Segment Start: PROVIDED MATERIAL
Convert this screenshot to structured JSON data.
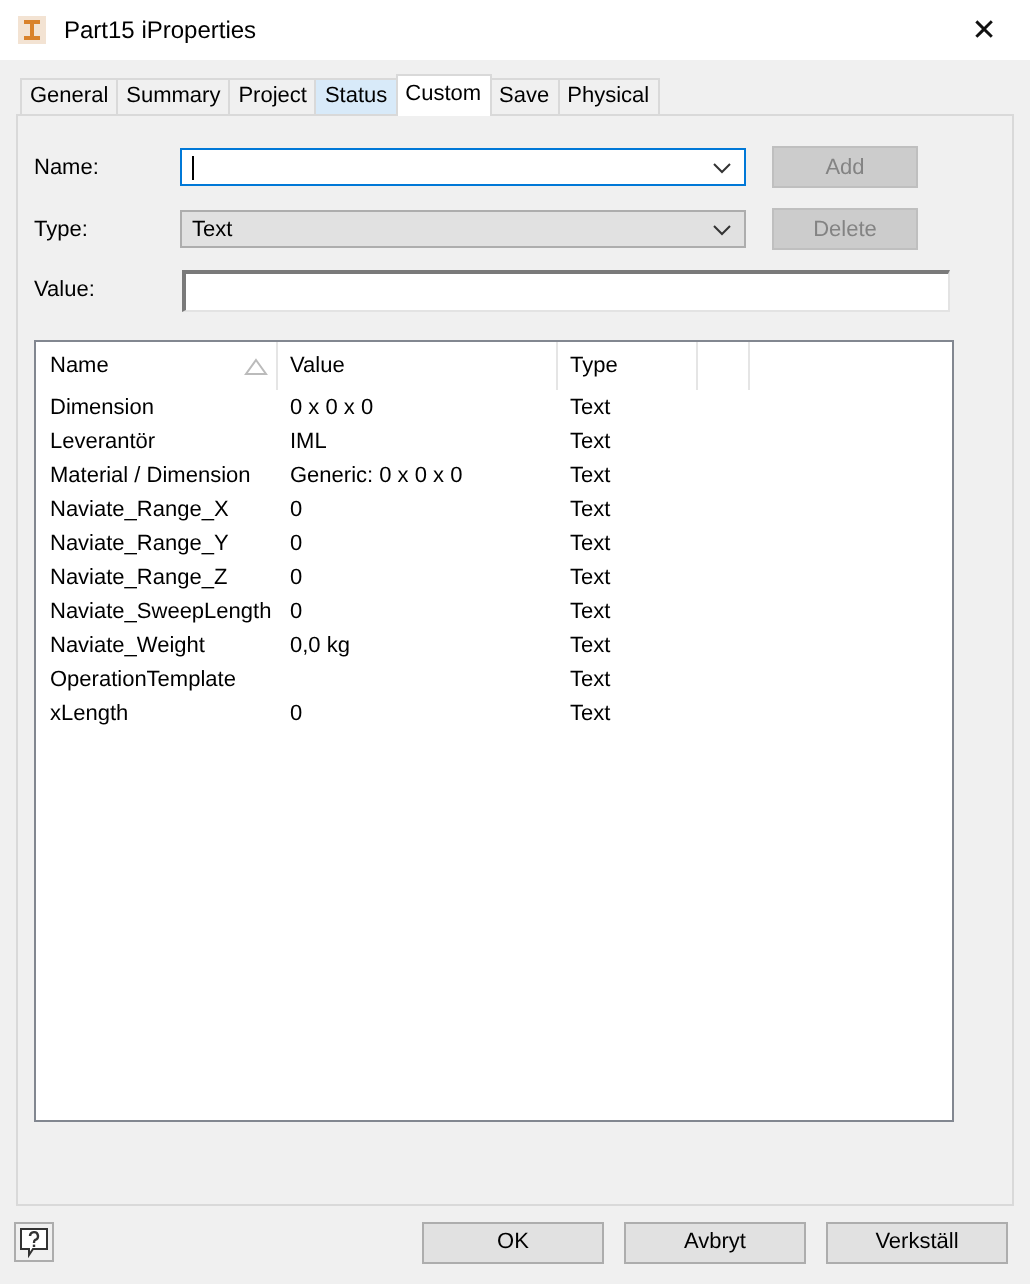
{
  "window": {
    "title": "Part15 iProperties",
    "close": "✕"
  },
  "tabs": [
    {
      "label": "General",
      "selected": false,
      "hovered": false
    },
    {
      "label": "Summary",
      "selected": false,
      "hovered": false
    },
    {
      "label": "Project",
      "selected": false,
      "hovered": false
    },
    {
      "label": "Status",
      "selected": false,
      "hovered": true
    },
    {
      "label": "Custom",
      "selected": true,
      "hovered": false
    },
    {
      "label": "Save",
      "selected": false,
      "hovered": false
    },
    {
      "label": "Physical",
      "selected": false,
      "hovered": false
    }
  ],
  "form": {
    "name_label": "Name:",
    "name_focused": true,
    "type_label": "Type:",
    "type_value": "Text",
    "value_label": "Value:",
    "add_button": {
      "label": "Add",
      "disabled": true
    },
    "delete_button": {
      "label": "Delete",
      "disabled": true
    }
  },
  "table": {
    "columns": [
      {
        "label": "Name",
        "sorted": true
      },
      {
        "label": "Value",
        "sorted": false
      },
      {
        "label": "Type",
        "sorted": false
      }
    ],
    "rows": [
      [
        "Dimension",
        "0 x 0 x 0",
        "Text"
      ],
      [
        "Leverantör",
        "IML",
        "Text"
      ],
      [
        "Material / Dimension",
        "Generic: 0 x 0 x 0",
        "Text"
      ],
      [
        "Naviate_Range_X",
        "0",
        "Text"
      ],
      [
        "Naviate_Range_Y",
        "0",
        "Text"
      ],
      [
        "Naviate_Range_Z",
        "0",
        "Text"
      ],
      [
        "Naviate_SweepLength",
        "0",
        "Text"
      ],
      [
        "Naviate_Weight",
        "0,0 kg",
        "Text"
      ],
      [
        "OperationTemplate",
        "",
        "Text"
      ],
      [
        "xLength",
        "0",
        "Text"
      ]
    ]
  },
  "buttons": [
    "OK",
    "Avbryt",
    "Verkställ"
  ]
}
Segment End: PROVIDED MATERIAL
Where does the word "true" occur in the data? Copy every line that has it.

ANSWER FOR THE TASK:
      "hovered": true
      "selected": true,
    "name_focused": true,
      "disabled": true
      "disabled": true
        "sorted": true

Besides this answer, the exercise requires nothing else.